This is a request for comments, not a formal proposal.
Copyright almost works perfectly for software. It is free, automatic, has clear boundaries, and is easy to enforce. Unlike patents, copyright is egalitarian, as useful to the poor and weak as to the rich and powerful. It can be considered an ethical of protection. However copyright as applied to all creative works in general has two big problems when applied to software:
- The lifespan (life + 70 years) is much too long for software.
- There is no system for moving abandoned software into the common domain.
Here is a modest proposal for a new form of copyright that is specifically designed for software. I call this new form of copyright the "Software Trust". Software Trust balances the needs of software developers with those of society at large (software consumers). Like traditional copyright, Software Trust is free, clearly demarked, easy to enforce. But it has a much shorter protection lifetime, and provides a proper framework for moving abandoned software into the common domain.
The goals of the Software Trust proposal are:
- To ensure that abandoned software is properly released into the common domain.
- To provide a secure paper trail that can be used for conflict resolution.
- To provide software developers with useful infrastructure for their work.
- To provide a long-term framework for the creation of a "software commons".
- To be a compelling and economically-attractive alternative to long-term copyright.
Software Trust requires investment and support by a state agency.
To benefit from Software Trust, a copyright holder would have to register all versions of their software source code. This would be done at a centralised office, the European Software Trust (EST). Registration would be done using an ISO-standard source control protocol implemented in free software products such as Subversion.
Online registration has these benefits:
1. It provides a verifiable paper trail for dispute resolution.
2. It ensures that software source code is not lost when the copyright expires.
Registration would be free. Since most software development projects already use a source control protocol, registration would not create additional costs.
Unit of ownership
The unit of ownership in the Software Trust is an "archive". It would be up to the software developers to define how software sources are mapped to archives. An archive could be a single software program, an entire software product, or the full source code inventory of a company.
Definition of "source code"

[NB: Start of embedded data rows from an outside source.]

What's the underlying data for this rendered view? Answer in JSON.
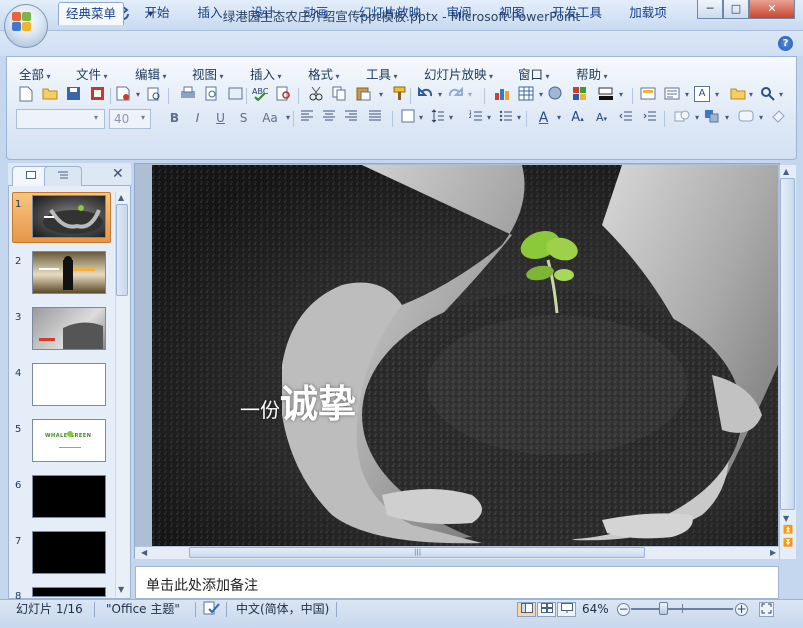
{
  "window": {
    "title": "绿港园生态农庄介绍宣传ppt模板.pptx - Microsoft PowerPoint",
    "minimize": "─",
    "maximize": "□",
    "close": "✕"
  },
  "quick_access": {
    "save_icon": "save-icon",
    "undo_icon": "undo-icon",
    "redo_icon": "redo-icon"
  },
  "ribbon_tabs": [
    "经典菜单",
    "开始",
    "插入",
    "设计",
    "动画",
    "幻灯片放映",
    "审阅",
    "视图",
    "开发工具",
    "加载项"
  ],
  "classic_menus": [
    "全部",
    "文件",
    "编辑",
    "视图",
    "插入",
    "格式",
    "工具",
    "幻灯片放映",
    "窗口",
    "帮助"
  ],
  "font": {
    "name": "",
    "size": "40"
  },
  "format_buttons": {
    "bold": "B",
    "italic": "I",
    "underline": "U",
    "strike": "S",
    "case": "Aa"
  },
  "slides_panel": {
    "thumb_numbers": [
      "1",
      "2",
      "3",
      "4",
      "5",
      "6",
      "7",
      "8"
    ],
    "thumb5_logo": "WHALE GREEN",
    "close": "✕"
  },
  "slide": {
    "text_small": "一份",
    "text_big": "诚挚"
  },
  "notes": {
    "placeholder": "单击此处添加备注"
  },
  "status": {
    "slide_counter": "幻灯片 1/16",
    "theme": "\"Office 主题\"",
    "language": "中文(简体，中国)",
    "zoom": "64%"
  },
  "colors": {
    "ribbon_bg": "#dfe9f6",
    "selected_thumb": "#f0b060",
    "sprout": "#8bc83a"
  }
}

A software archive can contain content that fits the criteria of "ASCII text file", can be properly versioned, and can be accessed and read with no special decoding software. Binary documents and media files would not be entered into an Software Trust archive.
Copyright on software source code placed into the Software Trust would last for a short period (5 years) after the date of last modification of the archive. That is, archives would automatically be opened to public use when no longer maintained. Any modification of the archive - even a trivial modification - extends the copyright period for all source code in that archive.

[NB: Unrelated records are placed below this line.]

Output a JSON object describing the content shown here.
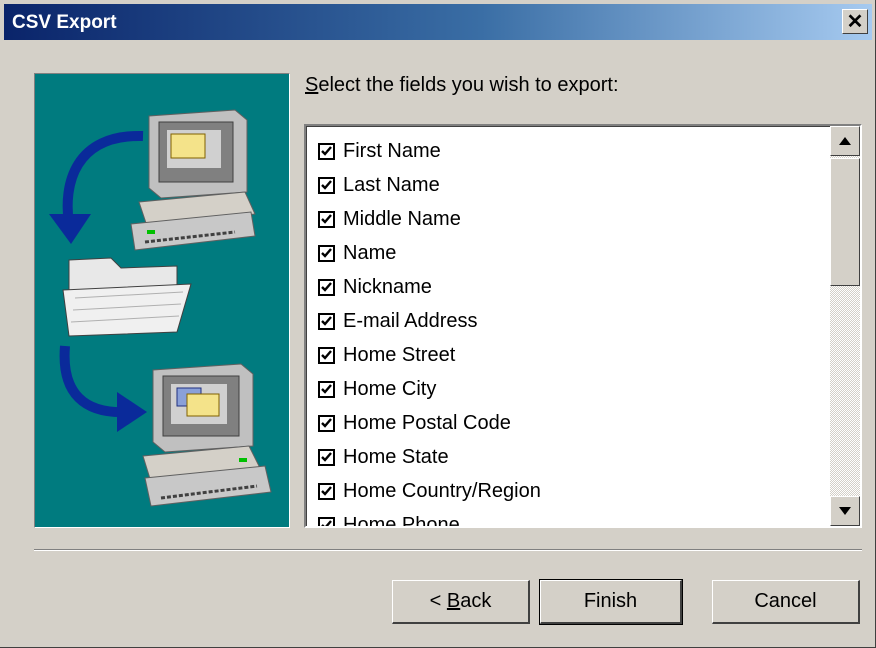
{
  "window": {
    "title": "CSV Export",
    "close_glyph": "✕"
  },
  "prompt": {
    "label": "Select the fields you wish to export:",
    "mnemonic": "S",
    "rest": "elect the fields you wish to export:"
  },
  "fields": [
    {
      "label": "First Name",
      "checked": true
    },
    {
      "label": "Last Name",
      "checked": true
    },
    {
      "label": "Middle Name",
      "checked": true
    },
    {
      "label": "Name",
      "checked": true
    },
    {
      "label": "Nickname",
      "checked": true
    },
    {
      "label": "E-mail Address",
      "checked": true
    },
    {
      "label": "Home Street",
      "checked": true
    },
    {
      "label": "Home City",
      "checked": true
    },
    {
      "label": "Home Postal Code",
      "checked": true
    },
    {
      "label": "Home State",
      "checked": true
    },
    {
      "label": "Home Country/Region",
      "checked": true
    },
    {
      "label": "Home Phone",
      "checked": true
    }
  ],
  "buttons": {
    "back_prefix": "< ",
    "back_mnemonic": "B",
    "back_rest": "ack",
    "finish": "Finish",
    "cancel": "Cancel"
  },
  "colors": {
    "dialog_bg": "#d4d0c8",
    "title_start": "#0a246a",
    "title_end": "#a6caf0",
    "image_bg": "#007b7f"
  }
}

Confidentiality and security
Software placed into the Software Trust would be as confidential as required by the creator. Clearly the Software Trust will need a high level of security to be credible for commercial software creators.
Ownership and licensing
The ownership of a Software Trust active archive rests with the creator. When an archive becomes inactive, the ownership of all its contents passes to the European Software Trust institution, acting on the public behalf. The license for an active archive is defined by the creator. The license of an opened archive is a share-alike license along the model of the GPL.
Compatibility with TRIPS
Since the Software Trust system can work in parallel to existing copyright law, it creates no conflicts with TRIPS or other treaty obligations. A software creator has the choice of using existing copyright law, or the new Software Trust model.
Economic and Regulatory Model
Why would software creators use the Software Trust model? For free and open software developers, the answer is clear - good infrastructure at no cost. For commercial software developers, use of the Software Trust can be encouraged by:
- Government procurement can require that all source code is placed into the Software Trust;
- Use of the Software Trust can be promoted as "good ethical practice"
- Large customers may insist that their vendors use the Software Trust
- Software vendors who use the Software Trust may benefit from lower insurance
- Use of the Software Trust may be made mandatory for certain types of software
The development of a Software Trust prototype should be done by the European Commission as part of its research and development into innovation policy in Europe.
The Software Trust software itself should be developed as free software, based on standard interfaces, so that software developers can build a technological community around the Software Trust.
A production-quality Software Trust server would cost under euro 1M to develop and deploy. Running costs would be modest since the system would be largely automatic.
Through the combination of a state-backed escrow system for software source code, a contract by which ownership automatically changes hands after preset conditions are fulfilled, and a share-alike license, we can envisage the creation of a single, very long-lived archive of software source code, properly categorised by company and product, so that the symptom of "abandonware" can be solved.